- [Data for this exercise]:
-=-=-
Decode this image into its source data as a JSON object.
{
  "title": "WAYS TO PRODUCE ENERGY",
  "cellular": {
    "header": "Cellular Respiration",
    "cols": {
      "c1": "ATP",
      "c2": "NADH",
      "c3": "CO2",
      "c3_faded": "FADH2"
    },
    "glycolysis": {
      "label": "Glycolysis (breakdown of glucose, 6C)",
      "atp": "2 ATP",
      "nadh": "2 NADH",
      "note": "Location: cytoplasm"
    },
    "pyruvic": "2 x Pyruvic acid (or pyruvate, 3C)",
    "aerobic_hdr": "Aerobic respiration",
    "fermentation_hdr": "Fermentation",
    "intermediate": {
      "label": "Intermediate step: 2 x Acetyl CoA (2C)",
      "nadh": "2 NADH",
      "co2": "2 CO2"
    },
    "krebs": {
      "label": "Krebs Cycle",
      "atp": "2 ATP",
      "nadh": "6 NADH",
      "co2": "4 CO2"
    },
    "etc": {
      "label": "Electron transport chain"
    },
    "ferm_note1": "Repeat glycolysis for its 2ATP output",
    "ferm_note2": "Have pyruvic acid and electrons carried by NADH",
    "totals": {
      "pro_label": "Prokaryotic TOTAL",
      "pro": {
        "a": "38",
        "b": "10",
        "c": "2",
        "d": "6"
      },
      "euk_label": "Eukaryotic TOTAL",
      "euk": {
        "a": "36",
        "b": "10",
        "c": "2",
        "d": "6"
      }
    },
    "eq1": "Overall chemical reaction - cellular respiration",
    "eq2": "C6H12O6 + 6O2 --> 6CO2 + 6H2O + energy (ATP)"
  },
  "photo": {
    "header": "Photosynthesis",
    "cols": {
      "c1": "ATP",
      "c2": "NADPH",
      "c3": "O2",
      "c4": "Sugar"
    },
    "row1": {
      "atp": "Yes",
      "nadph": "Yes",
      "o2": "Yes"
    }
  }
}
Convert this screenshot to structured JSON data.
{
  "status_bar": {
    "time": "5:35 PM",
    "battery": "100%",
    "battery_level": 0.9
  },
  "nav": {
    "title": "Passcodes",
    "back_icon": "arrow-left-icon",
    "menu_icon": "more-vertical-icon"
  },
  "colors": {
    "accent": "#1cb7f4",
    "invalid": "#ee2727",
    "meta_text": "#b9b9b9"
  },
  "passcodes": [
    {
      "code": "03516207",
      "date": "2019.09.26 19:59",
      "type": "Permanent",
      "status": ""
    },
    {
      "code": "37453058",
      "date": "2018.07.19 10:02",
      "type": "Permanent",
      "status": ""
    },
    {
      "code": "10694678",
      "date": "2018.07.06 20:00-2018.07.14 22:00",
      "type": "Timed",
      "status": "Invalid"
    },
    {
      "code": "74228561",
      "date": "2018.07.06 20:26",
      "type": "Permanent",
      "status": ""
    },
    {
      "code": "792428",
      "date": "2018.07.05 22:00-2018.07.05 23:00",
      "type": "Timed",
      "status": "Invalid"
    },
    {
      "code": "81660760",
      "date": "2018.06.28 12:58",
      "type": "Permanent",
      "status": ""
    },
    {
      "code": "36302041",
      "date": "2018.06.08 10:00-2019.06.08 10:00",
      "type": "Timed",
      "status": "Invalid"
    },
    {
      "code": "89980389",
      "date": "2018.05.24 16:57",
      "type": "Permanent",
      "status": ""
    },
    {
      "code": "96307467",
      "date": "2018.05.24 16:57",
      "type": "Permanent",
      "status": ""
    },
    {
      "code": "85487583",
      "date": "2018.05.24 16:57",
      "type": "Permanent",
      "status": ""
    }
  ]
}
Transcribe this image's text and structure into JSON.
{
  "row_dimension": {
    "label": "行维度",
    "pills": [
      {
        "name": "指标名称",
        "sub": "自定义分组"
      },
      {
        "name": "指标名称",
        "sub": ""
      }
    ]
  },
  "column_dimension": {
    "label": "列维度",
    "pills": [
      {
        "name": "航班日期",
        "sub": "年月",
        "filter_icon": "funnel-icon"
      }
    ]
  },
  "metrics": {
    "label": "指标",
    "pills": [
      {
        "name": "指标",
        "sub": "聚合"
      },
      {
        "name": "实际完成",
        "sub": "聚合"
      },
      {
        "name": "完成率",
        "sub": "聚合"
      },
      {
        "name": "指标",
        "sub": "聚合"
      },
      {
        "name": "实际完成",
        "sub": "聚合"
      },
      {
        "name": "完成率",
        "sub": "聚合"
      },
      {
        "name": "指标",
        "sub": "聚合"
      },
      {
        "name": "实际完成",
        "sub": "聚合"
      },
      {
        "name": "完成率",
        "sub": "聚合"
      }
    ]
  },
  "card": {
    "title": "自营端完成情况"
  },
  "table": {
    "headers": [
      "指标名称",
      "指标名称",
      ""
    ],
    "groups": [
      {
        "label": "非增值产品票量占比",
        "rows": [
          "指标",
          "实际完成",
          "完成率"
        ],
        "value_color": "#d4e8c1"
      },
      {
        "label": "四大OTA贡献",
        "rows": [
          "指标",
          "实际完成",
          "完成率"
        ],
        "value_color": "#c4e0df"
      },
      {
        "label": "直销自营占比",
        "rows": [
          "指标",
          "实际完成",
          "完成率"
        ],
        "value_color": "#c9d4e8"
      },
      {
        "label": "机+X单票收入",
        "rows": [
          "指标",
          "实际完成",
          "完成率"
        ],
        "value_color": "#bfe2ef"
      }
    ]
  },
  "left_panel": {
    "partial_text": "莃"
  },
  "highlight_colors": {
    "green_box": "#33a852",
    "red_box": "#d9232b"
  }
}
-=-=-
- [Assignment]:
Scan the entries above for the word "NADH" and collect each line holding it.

- [Written response]:
      "c2": "NADH",
      "nadh": "2 NADH",
      "nadh": "2 NADH",
      "nadh": "6 NADH",
    "ferm_note2": "Have pyruvic acid and electrons carried by NADH",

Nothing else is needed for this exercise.